If you made it all the way through part 2, you know how my first job sucked the life out of me. This, the third and final part of the series, explains how the company affected other people.
You know all that money that gets withheld from your check every payday? Well, your employer is required to send that money to the federal and state government on a very strict schedule. So let’s say you get paid on Friday. By Tuesday or Wednesday of the following week, all of the employees’ tax withholding has to be deposited (don’t quote me on these timeframes—it’s been 15 years, and I’m not as up-to-date on the laws as I used to be) with the government.
As my employer’s business expanded, it offered a tax filing service for the payroll clients. When clients purchased the tax filing service, the company would debit their bank accounts on the check date for the total tax amount. Then my employers got the “float” (interest) on that money between the check date and the date it had to be deposited. Great arrangement, right?
Well, in reality there were a couple of problems with it. One was that the owners didn’t set up a separate bank account for the tax monies–they just deposited them into the operating account. And the other problem was that small start-up companies often have trouble keeping up with expenses. There were legitimate business expenses of course, but there were also things like the Chevy Blazer that their teenagers drove, the owners’ trip to New York so the husband could run in the marathon, and their vacation on a Windjammer Barefoot Cruise (meanwhile, we employees were paid dirt).
Often, they would debit Company B’s account on a Friday and use the funds to pay Company A’s taxes on Wednesday. Then on Thursday they’d debit Company C’s account and use that money to pay Company B’s taxes. And so on and so on. This tactic worked pretty well at first. But then they started to land bigger and bigger clients, with bigger and bigger tax liabilities. Pretty soon, Company C’s debit amount didn’t cover all of Company B’s payroll taxes, and the snowball began rolling down the hill. I’m not sure how long it went on, but I believe it started before I left the company in March of 1994.
As a result of this “business practice,” there were some companies whose taxes were being paid late (tack on some interest and penalties), and later, some companies whose taxes didn’t get paid at all.
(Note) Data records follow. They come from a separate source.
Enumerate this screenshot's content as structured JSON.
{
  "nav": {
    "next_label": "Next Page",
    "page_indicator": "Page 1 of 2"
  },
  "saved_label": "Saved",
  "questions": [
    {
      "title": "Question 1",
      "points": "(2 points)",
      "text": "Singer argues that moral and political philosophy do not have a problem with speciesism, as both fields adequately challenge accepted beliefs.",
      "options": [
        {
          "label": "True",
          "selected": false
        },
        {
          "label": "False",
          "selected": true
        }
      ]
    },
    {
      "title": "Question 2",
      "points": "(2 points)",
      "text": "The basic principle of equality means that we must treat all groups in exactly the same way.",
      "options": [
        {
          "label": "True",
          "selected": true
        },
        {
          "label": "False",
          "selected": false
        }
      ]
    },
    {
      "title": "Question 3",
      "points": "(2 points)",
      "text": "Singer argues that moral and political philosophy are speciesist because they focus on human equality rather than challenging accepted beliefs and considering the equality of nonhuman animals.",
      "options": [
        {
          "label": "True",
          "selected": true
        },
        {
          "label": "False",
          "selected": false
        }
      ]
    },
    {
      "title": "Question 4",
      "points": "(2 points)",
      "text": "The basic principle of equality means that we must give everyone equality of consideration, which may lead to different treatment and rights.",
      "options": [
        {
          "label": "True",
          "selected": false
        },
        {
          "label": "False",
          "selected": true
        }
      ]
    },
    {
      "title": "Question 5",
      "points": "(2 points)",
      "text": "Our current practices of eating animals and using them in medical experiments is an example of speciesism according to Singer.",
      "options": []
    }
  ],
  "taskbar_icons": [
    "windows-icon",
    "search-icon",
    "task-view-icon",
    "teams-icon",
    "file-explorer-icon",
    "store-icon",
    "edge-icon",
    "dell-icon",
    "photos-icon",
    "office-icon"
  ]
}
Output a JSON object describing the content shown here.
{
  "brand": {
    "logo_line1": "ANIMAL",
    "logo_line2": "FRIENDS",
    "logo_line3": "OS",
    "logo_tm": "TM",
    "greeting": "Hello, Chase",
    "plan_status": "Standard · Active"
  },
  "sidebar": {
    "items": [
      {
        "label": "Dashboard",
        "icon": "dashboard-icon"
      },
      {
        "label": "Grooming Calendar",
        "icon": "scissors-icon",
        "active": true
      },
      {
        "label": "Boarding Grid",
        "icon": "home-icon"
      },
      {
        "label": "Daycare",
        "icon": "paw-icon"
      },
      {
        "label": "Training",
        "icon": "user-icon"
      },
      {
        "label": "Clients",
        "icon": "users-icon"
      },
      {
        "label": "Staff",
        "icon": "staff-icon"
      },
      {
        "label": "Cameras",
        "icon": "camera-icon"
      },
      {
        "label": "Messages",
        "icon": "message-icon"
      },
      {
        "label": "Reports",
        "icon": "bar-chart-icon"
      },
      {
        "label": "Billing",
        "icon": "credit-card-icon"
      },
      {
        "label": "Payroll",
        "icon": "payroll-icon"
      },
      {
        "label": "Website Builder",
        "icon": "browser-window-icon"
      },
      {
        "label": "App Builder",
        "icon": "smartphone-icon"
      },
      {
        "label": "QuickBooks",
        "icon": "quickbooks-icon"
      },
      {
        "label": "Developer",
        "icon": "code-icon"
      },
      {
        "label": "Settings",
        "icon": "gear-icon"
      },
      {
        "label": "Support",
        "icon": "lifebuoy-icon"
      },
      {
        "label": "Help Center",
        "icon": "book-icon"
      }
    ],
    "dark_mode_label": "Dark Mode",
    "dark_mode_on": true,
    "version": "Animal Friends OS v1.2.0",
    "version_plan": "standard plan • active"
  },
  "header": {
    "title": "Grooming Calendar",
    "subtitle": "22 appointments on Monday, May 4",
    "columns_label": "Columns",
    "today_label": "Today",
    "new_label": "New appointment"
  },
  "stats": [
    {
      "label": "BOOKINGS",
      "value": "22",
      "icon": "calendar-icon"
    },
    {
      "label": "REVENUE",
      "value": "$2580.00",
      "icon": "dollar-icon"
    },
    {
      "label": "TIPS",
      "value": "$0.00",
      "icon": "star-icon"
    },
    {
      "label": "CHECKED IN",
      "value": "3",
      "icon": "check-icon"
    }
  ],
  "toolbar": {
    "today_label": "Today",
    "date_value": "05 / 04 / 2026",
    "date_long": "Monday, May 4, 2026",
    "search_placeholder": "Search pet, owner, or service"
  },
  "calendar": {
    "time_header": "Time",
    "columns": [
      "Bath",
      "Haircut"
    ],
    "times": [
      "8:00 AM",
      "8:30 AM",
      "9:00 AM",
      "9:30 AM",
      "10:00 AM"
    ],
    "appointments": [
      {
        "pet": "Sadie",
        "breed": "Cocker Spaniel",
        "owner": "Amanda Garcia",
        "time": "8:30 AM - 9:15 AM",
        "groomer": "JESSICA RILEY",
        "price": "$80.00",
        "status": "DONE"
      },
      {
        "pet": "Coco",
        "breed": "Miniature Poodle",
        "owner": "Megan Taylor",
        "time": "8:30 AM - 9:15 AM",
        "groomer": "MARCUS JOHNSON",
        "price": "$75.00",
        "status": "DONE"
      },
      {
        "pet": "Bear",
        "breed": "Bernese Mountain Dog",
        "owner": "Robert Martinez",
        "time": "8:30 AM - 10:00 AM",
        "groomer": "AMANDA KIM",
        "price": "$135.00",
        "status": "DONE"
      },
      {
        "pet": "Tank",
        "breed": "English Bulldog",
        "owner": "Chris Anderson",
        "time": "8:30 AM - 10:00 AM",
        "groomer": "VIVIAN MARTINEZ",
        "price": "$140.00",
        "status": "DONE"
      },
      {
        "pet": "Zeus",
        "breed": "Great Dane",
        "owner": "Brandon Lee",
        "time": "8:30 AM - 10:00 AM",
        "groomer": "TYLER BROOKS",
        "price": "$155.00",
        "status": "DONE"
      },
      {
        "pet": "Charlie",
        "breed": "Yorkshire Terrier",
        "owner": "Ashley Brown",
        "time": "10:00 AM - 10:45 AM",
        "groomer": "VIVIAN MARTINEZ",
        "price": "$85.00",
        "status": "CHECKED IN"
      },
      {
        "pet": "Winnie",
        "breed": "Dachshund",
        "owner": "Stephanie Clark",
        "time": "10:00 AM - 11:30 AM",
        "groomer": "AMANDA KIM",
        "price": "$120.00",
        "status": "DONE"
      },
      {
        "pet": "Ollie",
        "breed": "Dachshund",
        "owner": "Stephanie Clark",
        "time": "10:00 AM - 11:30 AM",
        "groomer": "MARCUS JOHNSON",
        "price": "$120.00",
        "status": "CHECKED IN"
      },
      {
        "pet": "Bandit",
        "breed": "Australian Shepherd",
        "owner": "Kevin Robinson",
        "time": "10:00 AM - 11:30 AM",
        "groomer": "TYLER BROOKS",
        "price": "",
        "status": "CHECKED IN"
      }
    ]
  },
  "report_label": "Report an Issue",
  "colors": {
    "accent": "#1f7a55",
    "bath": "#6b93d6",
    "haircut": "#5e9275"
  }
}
As you can imagine, the clients weren’t too happy when they started getting notices from the IRS. It took a while, but eventually the IRS began to piece the puzzle together–about 100 companies with tax deposit problems, and the common denominator was the payroll company that they used.
Everything came crashing down in the fall of 1995. The company was looking for investors and trying to avoid bankruptcy when they were raided by the federal government. The whole thing was captured by the local TV news crews. As my roommate (who had also worked there) and I watched the 10:00 news, we saw images of men removing file boxes that bore our handwriting. Our stunned former co-workers appeared in the background. It was surreal.
In all, approximately 100 clients were affected to the tune of $5.7 million, and they were still on the hook to pay the IRS. So in effect, they paid double their taxes (once to my former employer and again to the IRS), plus many of them ended up paying penalties and interest.
The owners were tried, but not for embezzlement or theft. Apparently there were no laws that directly applied to the situation. They were charged with defrauding clients, mail fraud (because the tax forms they filed indicated that the taxes had been paid), conspiracy to interfere with the IRS’s collection of taxes, and filing false tax returns. Some of my friends were called to testify, but fortunately I never was. The husband was sentenced to approximately five years in jail and the wife received a four year sentence, plus they were ordered to pay $5.7 million in restitution.
I wonder if any of the clients has seen a penny of that money.